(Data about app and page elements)

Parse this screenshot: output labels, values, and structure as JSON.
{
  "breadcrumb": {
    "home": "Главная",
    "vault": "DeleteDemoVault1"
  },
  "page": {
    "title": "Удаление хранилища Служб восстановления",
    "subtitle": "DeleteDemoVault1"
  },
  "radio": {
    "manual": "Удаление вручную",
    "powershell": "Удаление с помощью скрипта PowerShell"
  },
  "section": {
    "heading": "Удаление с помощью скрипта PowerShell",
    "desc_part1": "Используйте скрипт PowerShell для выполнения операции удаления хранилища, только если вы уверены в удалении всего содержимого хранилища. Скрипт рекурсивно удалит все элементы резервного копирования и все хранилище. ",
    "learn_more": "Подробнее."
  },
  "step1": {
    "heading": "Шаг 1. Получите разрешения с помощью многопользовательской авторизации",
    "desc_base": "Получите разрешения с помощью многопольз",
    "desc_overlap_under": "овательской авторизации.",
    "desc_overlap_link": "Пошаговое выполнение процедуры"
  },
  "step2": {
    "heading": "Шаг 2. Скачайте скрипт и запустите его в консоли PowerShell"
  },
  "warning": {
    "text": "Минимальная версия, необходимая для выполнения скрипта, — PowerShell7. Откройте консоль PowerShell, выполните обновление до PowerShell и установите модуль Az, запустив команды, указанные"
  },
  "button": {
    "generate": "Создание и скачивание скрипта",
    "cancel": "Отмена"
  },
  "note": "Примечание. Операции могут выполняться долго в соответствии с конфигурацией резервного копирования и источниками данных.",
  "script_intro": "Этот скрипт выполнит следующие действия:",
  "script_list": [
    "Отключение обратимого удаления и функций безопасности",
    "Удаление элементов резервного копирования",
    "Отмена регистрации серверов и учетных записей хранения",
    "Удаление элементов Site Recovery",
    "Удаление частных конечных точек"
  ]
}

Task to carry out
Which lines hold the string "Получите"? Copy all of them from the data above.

Written response
    "heading": "Шаг 1. Получите разрешения с помощью многопользовательской авторизации",
    "desc_base": "Получите разрешения с помощью многопольз",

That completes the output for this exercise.